===== GIVEN RECORDS

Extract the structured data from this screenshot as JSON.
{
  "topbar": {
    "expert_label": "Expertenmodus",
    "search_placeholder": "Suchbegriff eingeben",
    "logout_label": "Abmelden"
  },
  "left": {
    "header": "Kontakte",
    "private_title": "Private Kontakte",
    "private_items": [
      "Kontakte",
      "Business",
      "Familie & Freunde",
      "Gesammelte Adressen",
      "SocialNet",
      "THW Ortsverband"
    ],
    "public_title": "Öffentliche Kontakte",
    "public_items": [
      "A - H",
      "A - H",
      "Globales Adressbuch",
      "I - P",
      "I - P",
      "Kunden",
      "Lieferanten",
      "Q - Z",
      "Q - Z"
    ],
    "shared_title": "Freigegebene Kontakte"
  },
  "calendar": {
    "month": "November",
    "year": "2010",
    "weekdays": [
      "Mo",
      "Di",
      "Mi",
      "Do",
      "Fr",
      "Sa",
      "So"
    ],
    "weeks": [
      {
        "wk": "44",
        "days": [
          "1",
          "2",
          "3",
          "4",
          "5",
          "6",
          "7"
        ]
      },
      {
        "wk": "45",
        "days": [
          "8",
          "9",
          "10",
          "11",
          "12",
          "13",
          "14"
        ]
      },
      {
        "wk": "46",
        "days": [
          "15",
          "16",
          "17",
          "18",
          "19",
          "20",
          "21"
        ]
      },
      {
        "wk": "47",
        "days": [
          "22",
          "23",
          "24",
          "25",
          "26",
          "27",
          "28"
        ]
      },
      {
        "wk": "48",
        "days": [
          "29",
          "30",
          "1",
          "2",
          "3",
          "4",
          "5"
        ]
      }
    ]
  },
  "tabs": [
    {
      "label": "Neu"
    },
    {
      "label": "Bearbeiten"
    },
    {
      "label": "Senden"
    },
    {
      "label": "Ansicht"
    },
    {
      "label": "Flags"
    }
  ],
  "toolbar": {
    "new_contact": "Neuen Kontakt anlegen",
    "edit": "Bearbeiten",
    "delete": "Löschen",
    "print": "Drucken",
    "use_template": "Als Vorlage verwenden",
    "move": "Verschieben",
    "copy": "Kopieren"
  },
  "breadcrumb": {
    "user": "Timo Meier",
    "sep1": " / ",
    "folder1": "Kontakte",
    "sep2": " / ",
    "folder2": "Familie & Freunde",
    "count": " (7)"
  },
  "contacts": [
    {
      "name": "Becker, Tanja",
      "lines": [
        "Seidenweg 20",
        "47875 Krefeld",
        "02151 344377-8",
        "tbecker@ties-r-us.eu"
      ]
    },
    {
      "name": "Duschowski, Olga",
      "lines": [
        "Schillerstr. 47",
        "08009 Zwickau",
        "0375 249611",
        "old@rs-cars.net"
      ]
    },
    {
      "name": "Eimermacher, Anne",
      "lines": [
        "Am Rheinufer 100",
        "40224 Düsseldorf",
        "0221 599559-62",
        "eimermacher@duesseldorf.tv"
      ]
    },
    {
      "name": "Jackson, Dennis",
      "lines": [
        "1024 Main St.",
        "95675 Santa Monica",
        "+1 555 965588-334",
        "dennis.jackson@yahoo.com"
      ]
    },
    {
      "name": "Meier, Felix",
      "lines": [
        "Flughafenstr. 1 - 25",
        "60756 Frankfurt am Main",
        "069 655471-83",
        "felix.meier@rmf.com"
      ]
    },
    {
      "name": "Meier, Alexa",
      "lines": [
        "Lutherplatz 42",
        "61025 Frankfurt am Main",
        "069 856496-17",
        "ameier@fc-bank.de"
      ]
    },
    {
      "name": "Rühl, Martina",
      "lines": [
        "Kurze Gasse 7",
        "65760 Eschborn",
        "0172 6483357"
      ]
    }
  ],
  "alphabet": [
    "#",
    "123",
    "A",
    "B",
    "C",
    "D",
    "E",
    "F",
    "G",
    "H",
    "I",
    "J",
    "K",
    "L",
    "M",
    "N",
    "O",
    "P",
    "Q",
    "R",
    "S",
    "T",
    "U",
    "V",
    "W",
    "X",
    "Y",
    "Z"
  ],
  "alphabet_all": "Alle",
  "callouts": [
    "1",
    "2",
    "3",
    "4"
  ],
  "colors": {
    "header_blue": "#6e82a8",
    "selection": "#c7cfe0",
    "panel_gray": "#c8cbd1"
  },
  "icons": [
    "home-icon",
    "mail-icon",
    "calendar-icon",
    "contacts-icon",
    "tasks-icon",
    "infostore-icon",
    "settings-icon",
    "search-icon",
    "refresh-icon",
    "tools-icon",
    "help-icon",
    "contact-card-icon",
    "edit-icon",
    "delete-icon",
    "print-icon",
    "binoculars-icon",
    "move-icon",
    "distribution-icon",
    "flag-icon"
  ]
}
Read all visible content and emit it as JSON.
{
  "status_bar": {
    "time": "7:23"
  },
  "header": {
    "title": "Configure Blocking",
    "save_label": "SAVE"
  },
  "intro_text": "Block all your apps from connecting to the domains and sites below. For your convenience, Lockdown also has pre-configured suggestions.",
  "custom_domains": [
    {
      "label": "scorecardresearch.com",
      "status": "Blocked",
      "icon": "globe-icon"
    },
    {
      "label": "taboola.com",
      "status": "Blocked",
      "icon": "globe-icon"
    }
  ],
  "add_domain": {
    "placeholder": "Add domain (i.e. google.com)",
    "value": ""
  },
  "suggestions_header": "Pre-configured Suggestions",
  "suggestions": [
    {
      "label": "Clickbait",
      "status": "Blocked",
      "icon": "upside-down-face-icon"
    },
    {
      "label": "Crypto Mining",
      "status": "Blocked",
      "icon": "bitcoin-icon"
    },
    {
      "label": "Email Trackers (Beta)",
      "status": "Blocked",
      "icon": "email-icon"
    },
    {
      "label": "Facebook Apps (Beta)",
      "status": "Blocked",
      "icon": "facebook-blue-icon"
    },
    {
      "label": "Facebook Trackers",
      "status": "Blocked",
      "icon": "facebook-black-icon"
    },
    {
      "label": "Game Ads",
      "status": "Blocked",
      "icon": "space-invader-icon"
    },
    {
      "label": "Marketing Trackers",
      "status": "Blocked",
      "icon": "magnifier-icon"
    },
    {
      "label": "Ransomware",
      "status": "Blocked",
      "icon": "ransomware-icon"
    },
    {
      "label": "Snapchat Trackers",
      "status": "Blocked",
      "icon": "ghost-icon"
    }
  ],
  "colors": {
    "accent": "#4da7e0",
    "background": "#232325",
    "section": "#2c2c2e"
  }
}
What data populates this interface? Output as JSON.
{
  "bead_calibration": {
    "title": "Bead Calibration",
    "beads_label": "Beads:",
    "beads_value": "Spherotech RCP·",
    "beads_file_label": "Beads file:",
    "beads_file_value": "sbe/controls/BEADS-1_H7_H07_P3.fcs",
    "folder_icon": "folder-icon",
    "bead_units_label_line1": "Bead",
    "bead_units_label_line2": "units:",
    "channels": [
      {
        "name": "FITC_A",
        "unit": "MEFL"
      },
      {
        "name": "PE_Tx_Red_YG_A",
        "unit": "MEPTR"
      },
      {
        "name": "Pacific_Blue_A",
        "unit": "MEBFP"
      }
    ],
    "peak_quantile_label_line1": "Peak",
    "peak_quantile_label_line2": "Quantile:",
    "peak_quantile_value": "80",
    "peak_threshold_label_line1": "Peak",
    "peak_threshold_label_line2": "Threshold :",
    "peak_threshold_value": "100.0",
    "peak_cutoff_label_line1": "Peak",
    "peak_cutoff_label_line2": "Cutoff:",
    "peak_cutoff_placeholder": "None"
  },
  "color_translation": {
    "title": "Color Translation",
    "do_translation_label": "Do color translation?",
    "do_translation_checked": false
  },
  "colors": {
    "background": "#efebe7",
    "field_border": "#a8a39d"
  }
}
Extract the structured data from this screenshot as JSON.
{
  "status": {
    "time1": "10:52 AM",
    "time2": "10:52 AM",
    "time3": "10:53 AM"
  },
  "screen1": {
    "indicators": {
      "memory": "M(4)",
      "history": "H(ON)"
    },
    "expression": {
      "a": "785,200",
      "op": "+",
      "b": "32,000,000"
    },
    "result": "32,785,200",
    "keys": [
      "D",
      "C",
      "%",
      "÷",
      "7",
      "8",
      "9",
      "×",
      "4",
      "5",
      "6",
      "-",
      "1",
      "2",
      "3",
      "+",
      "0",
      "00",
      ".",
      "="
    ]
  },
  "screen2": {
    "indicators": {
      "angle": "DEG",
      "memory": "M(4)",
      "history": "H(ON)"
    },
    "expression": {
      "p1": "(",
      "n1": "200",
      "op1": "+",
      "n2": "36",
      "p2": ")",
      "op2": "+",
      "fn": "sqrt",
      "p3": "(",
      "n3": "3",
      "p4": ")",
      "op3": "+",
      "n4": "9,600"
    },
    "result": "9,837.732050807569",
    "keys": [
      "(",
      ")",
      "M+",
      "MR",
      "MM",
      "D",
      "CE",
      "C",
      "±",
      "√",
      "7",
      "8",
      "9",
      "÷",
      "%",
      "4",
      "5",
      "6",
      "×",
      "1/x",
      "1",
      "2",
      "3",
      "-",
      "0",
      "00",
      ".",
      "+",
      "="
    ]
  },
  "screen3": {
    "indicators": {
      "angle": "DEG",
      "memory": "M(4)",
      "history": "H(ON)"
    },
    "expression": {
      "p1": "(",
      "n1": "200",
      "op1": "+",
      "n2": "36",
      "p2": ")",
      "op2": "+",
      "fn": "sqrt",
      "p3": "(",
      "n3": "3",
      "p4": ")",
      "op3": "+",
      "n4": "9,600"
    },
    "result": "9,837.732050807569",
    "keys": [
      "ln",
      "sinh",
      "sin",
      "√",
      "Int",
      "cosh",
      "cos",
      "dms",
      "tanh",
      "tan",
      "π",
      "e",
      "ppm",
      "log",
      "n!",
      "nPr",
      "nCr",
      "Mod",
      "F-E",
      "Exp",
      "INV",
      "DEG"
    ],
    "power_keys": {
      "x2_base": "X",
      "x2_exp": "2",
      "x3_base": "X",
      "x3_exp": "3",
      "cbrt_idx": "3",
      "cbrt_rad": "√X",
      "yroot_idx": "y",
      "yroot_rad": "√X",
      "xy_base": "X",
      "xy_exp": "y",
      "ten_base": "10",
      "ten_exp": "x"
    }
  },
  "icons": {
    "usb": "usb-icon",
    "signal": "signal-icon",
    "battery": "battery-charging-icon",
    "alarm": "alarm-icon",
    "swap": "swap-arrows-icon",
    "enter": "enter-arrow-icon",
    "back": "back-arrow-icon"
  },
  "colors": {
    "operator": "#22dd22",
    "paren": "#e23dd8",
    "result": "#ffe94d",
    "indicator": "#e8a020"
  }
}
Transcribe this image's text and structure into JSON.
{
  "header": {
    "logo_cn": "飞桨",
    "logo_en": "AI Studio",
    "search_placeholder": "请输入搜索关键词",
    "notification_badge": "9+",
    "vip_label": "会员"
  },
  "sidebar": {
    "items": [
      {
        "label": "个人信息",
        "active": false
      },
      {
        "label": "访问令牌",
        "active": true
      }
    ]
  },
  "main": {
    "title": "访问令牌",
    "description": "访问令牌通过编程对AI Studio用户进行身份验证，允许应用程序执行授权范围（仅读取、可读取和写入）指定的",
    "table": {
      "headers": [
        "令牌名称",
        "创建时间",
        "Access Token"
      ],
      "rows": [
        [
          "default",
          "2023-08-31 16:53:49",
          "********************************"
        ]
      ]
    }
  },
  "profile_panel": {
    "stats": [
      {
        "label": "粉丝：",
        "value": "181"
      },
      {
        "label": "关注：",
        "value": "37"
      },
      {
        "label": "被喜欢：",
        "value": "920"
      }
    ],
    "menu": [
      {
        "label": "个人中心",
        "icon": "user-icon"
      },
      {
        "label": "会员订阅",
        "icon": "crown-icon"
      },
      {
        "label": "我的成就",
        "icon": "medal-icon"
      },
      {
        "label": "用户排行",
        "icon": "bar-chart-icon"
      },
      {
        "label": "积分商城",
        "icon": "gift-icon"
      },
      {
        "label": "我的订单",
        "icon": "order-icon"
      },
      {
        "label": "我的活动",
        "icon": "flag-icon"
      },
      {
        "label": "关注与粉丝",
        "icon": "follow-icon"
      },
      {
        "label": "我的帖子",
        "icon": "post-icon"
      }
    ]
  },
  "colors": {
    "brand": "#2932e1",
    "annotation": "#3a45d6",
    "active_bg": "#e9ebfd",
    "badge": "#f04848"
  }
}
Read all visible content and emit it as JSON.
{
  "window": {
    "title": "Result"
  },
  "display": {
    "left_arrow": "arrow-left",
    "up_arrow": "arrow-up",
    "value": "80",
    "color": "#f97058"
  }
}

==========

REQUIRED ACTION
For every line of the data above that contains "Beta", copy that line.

WRITTEN SOLUTION
      "label": "Email Trackers (Beta)",
      "label": "Facebook Apps (Beta)",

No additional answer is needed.